Map Keying Methods

Map Keying Methods

Map Keying Methods - There are a lot of different ways to key a map and choosing the right one can be difficult. Different maps and applications can make one method preferable above others. I'm going to share a little of what I've learned.

Continuous numbering

I generally try not to repeat numbers or letters if possible. Just having one number eleven a different color than another, for instance, still leaves room for confusion. Commonly when a map has categories of points of interest it's tempting to number each category starting with one, but I encourage continuing so that no character repeats. The Miami Beach Neighborhood Illustrated Map, Palm Beach International Boat Show Map and STAR Center Campus Map are a examples the non-repeating method I encourage.

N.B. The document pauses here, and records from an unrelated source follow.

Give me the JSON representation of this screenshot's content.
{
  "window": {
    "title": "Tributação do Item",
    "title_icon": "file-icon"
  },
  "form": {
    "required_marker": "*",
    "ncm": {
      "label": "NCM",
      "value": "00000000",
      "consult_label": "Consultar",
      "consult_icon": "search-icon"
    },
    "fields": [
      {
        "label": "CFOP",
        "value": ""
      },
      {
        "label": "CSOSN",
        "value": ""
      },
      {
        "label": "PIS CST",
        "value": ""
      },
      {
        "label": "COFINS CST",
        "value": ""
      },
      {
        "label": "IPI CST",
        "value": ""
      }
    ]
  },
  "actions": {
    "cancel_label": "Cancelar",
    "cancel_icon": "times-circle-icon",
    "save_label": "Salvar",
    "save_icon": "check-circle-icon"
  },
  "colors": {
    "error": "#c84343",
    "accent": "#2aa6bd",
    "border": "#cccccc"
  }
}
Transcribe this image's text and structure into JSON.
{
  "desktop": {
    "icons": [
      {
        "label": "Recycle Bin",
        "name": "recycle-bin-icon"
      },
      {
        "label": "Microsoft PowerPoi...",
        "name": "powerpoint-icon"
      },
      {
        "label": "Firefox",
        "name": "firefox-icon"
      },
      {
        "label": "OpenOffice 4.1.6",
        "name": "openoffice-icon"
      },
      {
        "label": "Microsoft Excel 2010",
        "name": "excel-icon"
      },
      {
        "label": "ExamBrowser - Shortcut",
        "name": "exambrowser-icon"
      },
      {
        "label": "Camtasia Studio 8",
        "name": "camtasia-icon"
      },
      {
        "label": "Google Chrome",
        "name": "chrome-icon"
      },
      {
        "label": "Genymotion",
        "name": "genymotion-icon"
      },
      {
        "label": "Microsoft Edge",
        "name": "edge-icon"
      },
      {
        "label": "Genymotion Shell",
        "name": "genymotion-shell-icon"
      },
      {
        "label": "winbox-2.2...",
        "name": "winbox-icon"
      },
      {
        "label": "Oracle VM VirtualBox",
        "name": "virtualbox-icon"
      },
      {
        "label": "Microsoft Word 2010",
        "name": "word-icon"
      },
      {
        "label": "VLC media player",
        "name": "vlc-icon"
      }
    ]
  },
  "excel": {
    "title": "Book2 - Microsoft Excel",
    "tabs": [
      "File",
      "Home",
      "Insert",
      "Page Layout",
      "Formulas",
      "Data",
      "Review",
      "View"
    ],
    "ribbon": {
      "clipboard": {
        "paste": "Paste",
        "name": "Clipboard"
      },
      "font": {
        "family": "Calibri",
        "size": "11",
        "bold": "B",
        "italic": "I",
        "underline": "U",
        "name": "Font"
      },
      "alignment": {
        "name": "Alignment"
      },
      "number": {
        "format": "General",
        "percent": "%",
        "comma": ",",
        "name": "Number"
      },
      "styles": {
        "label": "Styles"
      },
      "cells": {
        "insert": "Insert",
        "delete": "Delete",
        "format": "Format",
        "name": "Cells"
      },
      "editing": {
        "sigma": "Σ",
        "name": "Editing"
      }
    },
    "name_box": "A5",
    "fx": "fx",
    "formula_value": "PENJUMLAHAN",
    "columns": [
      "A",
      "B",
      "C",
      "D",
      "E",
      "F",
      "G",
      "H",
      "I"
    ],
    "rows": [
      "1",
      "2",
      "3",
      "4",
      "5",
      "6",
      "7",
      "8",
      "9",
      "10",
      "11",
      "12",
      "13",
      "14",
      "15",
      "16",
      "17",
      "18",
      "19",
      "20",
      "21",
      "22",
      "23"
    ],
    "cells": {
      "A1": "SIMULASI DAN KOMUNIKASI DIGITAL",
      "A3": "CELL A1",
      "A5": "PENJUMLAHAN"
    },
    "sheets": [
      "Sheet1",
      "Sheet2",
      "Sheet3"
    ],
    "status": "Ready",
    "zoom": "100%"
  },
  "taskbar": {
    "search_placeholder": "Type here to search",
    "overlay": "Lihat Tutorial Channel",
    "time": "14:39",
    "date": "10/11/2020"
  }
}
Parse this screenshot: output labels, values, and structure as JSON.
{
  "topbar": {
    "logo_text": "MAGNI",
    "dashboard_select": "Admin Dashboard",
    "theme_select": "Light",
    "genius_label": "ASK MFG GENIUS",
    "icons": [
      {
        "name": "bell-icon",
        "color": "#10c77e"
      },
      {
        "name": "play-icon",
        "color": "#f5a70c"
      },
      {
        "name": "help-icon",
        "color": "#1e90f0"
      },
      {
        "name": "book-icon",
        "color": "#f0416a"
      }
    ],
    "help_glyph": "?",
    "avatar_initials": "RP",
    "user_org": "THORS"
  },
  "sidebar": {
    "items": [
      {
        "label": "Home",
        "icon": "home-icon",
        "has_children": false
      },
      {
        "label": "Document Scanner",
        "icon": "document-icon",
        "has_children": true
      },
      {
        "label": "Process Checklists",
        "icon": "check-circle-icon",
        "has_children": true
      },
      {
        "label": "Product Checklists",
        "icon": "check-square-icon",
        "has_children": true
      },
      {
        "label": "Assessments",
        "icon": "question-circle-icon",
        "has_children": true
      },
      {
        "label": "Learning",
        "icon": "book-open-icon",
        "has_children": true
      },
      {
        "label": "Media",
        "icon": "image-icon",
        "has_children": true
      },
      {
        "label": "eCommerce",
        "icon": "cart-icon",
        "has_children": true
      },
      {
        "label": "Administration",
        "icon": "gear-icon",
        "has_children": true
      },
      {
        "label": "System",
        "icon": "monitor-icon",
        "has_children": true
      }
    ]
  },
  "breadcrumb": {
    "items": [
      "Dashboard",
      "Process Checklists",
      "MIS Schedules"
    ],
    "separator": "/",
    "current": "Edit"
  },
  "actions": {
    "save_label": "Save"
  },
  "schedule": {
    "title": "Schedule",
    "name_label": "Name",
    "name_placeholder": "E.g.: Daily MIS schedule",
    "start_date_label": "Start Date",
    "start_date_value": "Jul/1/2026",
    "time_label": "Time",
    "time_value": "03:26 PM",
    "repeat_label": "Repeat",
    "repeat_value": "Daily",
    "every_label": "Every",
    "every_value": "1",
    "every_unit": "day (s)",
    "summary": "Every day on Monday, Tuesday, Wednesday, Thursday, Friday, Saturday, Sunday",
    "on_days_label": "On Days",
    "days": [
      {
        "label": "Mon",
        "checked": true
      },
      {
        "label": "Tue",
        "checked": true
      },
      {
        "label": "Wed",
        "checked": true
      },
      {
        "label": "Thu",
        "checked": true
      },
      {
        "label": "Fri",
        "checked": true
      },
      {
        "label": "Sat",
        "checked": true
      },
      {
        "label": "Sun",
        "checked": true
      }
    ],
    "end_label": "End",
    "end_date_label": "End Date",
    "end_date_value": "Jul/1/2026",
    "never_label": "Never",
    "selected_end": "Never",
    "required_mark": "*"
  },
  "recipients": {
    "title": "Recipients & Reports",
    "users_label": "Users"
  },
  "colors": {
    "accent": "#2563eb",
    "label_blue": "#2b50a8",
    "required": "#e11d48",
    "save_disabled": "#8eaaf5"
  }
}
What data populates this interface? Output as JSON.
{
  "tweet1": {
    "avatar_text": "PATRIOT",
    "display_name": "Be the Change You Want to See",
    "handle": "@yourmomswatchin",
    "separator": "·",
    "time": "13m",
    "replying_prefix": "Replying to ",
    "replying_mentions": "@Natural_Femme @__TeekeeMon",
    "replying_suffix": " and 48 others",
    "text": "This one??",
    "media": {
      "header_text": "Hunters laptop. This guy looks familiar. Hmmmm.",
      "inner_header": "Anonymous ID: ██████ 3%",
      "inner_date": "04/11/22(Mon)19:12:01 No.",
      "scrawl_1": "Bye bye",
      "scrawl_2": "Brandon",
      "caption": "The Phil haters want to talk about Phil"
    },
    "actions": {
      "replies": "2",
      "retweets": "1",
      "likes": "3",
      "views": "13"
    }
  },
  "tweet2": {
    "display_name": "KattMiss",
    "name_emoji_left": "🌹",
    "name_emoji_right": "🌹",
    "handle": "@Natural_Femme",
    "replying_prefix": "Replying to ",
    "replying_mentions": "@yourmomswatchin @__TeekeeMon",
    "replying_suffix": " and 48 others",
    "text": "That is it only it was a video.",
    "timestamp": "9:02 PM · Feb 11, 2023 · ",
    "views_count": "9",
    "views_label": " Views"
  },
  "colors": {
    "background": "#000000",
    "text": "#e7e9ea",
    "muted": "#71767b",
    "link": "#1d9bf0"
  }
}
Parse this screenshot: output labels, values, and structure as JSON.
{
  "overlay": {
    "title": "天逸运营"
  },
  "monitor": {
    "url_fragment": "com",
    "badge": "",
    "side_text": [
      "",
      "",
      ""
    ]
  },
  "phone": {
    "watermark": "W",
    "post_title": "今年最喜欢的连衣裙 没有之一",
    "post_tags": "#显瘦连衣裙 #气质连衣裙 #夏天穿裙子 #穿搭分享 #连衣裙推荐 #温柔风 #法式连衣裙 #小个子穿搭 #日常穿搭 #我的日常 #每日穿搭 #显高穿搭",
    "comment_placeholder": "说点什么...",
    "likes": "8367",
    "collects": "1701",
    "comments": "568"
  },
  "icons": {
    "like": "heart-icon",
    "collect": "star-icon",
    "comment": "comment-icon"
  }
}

Usually I find that my clients want the first few items in the key to be what people are most frequently looking for regardless of the method of listing on the rest of the map. After those first few points keys may be alphabetical or alphabetical by category like The Miami Beach Neighborhood Illustrated Map. These methods favor finding a location on the map and then seeking it's description in the key.

Other techniques of ordering the key include using a left to right and then down location method (like reading) as in The Wild Animal Sanctuary Map, or a just left to right policy like The Stuart Boat Show Map. These methods favor finding a description in the key and then finding the location on the map.Left to right numbering

Another technique is following the expected path of the person using the map like Dinosaur World Florida. This makes using the key first or finding locations first moot, but can only be applied in pretty specific circumstances.

The Theodore Roosevelt Medora Foundation originally had the key on their map of Medora, ND numbered sequentially. After getting some feedback from users of the map they decided to let the placement of the numbers on the map determine the numbering in the key, but retained the same order. The original system favored the map user finding a location on the map and then seeking it's description in the key. The new method favors finding a description in the key and then finding the location on the map. The map numbers now go from left to right making finding one of over ninety numbers on the map much easier. The fact that the key doesn't read 1,2,3 really doesn't matter. The map user can still easily find what they want in the key which is broken into categories and then quickly locate the corresponding number on the map. Some educated assumptions have to be made about how people will use a map and although a very high standard should be set from the beginning there still may be room for improvement later. No one method is perfect and if you have a map that's used in multiple print runs or for a recurring event it's smart to listen to the people using it, get feedback and make improvements if possible.
Medora ND Map
Original Keying (You will need to see the full size to see the keying properly)

Medora ND Map
New Keying (You will need to see the full size to see the keying properly)

I have even made a few maps that didn't use a key. Flamingo Garden's map jumps to mind although there is a key for plant identification. Also using only a minimal key is The Newport International Boat Show Map. Having no key can be really cool, but it's just not a workable solution for most situations. I've also made some maps that primarily used icons as a keying method. That can make for a fun look and most icons should be self explanatory even without the key.


Speaking of icons, I feel that icons should fulfill certain relatively consistent functions on a map. I personally feel that one function of icons is to identify important features at a venue to anyone even if they don't read the language used on the map. Icons can provide information about the location of things like restrooms, first aid and perhaps food or concessions to anyone using a map. For that reason I think the most fundamental features and any emergency services at a venue should be icons. I usually also like to use icons for recurrent points of interest as well, for instance bus stops or parking. A single icon can indicate all relevant locations with a single listing in the key.

It seems like there is always more to learn about make keying and making a better user experience for maps. I learn something new most every day. I am sure I will make more posts like this in the future.

If you enjoyed this article you may also like...